PROVIDED INFORMATION =
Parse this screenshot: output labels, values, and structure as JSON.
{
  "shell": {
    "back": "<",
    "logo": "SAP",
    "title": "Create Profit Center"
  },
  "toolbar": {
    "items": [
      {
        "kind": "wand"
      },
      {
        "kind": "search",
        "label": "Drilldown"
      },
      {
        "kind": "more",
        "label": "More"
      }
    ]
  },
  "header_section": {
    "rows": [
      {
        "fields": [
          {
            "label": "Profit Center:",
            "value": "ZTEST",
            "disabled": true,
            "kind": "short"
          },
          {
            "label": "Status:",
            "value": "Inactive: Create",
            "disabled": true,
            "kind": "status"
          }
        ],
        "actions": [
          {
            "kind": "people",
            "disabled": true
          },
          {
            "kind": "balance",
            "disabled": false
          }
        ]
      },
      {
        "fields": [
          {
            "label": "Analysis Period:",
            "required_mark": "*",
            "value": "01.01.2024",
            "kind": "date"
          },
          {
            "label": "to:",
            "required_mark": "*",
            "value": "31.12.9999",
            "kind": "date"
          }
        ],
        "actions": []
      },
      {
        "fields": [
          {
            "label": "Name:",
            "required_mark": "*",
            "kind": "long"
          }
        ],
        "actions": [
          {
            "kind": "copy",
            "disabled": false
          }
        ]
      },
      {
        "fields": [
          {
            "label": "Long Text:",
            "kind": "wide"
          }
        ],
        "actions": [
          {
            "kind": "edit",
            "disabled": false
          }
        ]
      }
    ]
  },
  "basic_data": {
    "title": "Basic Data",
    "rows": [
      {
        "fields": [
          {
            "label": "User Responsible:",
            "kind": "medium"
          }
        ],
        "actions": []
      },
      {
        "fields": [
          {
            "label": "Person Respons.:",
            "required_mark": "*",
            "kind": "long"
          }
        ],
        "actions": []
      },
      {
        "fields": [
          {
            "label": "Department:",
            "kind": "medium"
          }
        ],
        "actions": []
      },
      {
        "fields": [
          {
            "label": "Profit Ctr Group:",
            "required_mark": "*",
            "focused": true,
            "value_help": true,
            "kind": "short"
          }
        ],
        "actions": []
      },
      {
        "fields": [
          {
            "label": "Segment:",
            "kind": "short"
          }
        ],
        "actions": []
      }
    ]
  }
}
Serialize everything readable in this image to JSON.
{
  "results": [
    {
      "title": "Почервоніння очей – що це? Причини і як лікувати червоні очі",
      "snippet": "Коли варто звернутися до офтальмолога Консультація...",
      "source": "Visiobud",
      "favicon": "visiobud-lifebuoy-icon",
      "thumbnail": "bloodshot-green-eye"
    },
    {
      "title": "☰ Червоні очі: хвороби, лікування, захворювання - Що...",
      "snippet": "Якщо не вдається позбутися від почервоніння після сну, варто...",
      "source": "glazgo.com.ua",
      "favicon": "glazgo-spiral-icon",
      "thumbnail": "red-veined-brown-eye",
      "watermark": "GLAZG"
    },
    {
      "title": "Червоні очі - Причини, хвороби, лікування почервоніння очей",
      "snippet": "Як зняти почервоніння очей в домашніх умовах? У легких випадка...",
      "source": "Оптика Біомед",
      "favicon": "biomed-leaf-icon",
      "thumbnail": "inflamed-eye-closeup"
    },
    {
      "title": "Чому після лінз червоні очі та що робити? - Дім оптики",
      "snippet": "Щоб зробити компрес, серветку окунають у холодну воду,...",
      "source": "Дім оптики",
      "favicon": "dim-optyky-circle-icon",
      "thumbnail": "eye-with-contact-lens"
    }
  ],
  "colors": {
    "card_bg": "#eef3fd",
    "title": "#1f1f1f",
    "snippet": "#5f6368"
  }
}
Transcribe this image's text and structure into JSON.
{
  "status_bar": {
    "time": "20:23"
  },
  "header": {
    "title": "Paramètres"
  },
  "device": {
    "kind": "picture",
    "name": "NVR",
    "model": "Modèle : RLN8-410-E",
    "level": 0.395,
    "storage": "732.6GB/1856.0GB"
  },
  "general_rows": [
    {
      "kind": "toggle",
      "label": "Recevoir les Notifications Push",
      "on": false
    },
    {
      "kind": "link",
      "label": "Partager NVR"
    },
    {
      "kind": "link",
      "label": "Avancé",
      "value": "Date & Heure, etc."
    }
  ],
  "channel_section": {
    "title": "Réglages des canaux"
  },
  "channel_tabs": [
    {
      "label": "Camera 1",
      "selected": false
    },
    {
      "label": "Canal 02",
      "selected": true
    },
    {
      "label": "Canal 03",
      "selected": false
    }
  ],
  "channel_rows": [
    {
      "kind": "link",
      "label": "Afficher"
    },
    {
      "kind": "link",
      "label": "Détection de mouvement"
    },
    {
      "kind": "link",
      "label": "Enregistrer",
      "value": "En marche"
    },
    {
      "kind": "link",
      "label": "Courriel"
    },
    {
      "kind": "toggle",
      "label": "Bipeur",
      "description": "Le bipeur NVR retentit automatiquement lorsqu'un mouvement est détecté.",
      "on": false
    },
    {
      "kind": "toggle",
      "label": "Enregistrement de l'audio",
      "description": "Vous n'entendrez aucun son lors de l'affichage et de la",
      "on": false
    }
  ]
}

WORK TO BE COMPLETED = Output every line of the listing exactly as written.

OUTPUT FOR THIS TASK =
Parse this screenshot: output labels, values, and structure as JSON.
{
  "shell": {
    "back": "<",
    "logo": "SAP",
    "title": "Create Profit Center"
  },
  "toolbar": {
    "items": [
      {
        "kind": "wand"
      },
      {
        "kind": "search",
        "label": "Drilldown"
      },
      {
        "kind": "more",
        "label": "More"
      }
    ]
  },
  "header_section": {
    "rows": [
      {
        "fields": [
          {
            "label": "Profit Center:",
            "value": "ZTEST",
            "disabled": true,
            "kind": "short"
          },
          {
            "label": "Status:",
            "value": "Inactive: Create",
            "disabled": true,
            "kind": "status"
          }
        ],
        "actions": [
          {
            "kind": "people",
            "disabled": true
          },
          {
            "kind": "balance",
            "disabled": false
          }
        ]
      },
      {
        "fields": [
          {
            "label": "Analysis Period:",
            "required_mark": "*",
            "value": "01.01.2024",
            "kind": "date"
          },
          {
            "label": "to:",
            "required_mark": "*",
            "value": "31.12.9999",
            "kind": "date"
          }
        ],
        "actions": []
      },
      {
        "fields": [
          {
            "label": "Name:",
            "required_mark": "*",
            "kind": "long"
          }
        ],
        "actions": [
          {
            "kind": "copy",
            "disabled": false
          }
        ]
      },
      {
        "fields": [
          {
            "label": "Long Text:",
            "kind": "wide"
          }
        ],
        "actions": [
          {
            "kind": "edit",
            "disabled": false
          }
        ]
      }
    ]
  },
  "basic_data": {
    "title": "Basic Data",
    "rows": [
      {
        "fields": [
          {
            "label": "User Responsible:",
            "kind": "medium"
          }
        ],
        "actions": []
      },
      {
        "fields": [
          {
            "label": "Person Respons.:",
            "required_mark": "*",
            "kind": "long"
          }
        ],
        "actions": []
      },
      {
        "fields": [
          {
            "label": "Department:",
            "kind": "medium"
          }
        ],
        "actions": []
      },
      {
        "fields": [
          {
            "label": "Profit Ctr Group:",
            "required_mark": "*",
            "focused": true,
            "value_help": true,
            "kind": "short"
          }
        ],
        "actions": []
      },
      {
        "fields": [
          {
            "label": "Segment:",
            "kind": "short"
          }
        ],
        "actions": []
      }
    ]
  }
}
Serialize everything readable in this image to JSON.
{
  "results": [
    {
      "title": "Почервоніння очей – що це? Причини і як лікувати червоні очі",
      "snippet": "Коли варто звернутися до офтальмолога Консультація...",
      "source": "Visiobud",
      "favicon": "visiobud-lifebuoy-icon",
      "thumbnail": "bloodshot-green-eye"
    },
    {
      "title": "☰ Червоні очі: хвороби, лікування, захворювання - Що...",
      "snippet": "Якщо не вдається позбутися від почервоніння після сну, варто...",
      "source": "glazgo.com.ua",
      "favicon": "glazgo-spiral-icon",
      "thumbnail": "red-veined-brown-eye",
      "watermark": "GLAZG"
    },
    {
      "title": "Червоні очі - Причини, хвороби, лікування почервоніння очей",
      "snippet": "Як зняти почервоніння очей в домашніх умовах? У легких випадка...",
      "source": "Оптика Біомед",
      "favicon": "biomed-leaf-icon",
      "thumbnail": "inflamed-eye-closeup"
    },
    {
      "title": "Чому після лінз червоні очі та що робити? - Дім оптики",
      "snippet": "Щоб зробити компрес, серветку окунають у холодну воду,...",
      "source": "Дім оптики",
      "favicon": "dim-optyky-circle-icon",
      "thumbnail": "eye-with-contact-lens"
    }
  ],
  "colors": {
    "card_bg": "#eef3fd",
    "title": "#1f1f1f",
    "snippet": "#5f6368"
  }
}
Transcribe this image's text and structure into JSON.
{
  "status_bar": {
    "time": "20:23"
  },
  "header": {
    "title": "Paramètres"
  },
  "device": {
    "kind": "picture",
    "name": "NVR",
    "model": "Modèle : RLN8-410-E",
    "level": 0.395,
    "storage": "732.6GB/1856.0GB"
  },
  "general_rows": [
    {
      "kind": "toggle",
      "label": "Recevoir les Notifications Push",
      "on": false
    },
    {
      "kind": "link",
      "label": "Partager NVR"
    },
    {
      "kind": "link",
      "label": "Avancé",
      "value": "Date & Heure, etc."
    }
  ],
  "channel_section": {
    "title": "Réglages des canaux"
  },
  "channel_tabs": [
    {
      "label": "Camera 1",
      "selected": false
    },
    {
      "label": "Canal 02",
      "selected": true
    },
    {
      "label": "Canal 03",
      "selected": false
    }
  ],
  "channel_rows": [
    {
      "kind": "link",
      "label": "Afficher"
    },
    {
      "kind": "link",
      "label": "Détection de mouvement"
    },
    {
      "kind": "link",
      "label": "Enregistrer",
      "value": "En marche"
    },
    {
      "kind": "link",
      "label": "Courriel"
    },
    {
      "kind": "toggle",
      "label": "Bipeur",
      "description": "Le bipeur NVR retentit automatiquement lorsqu'un mouvement est détecté.",
      "on": false
    },
    {
      "kind": "toggle",
      "label": "Enregistrement de l'audio",
      "description": "Vous n'entendrez aucun son lors de l'affichage et de la",
      "on": false
    }
  ]
}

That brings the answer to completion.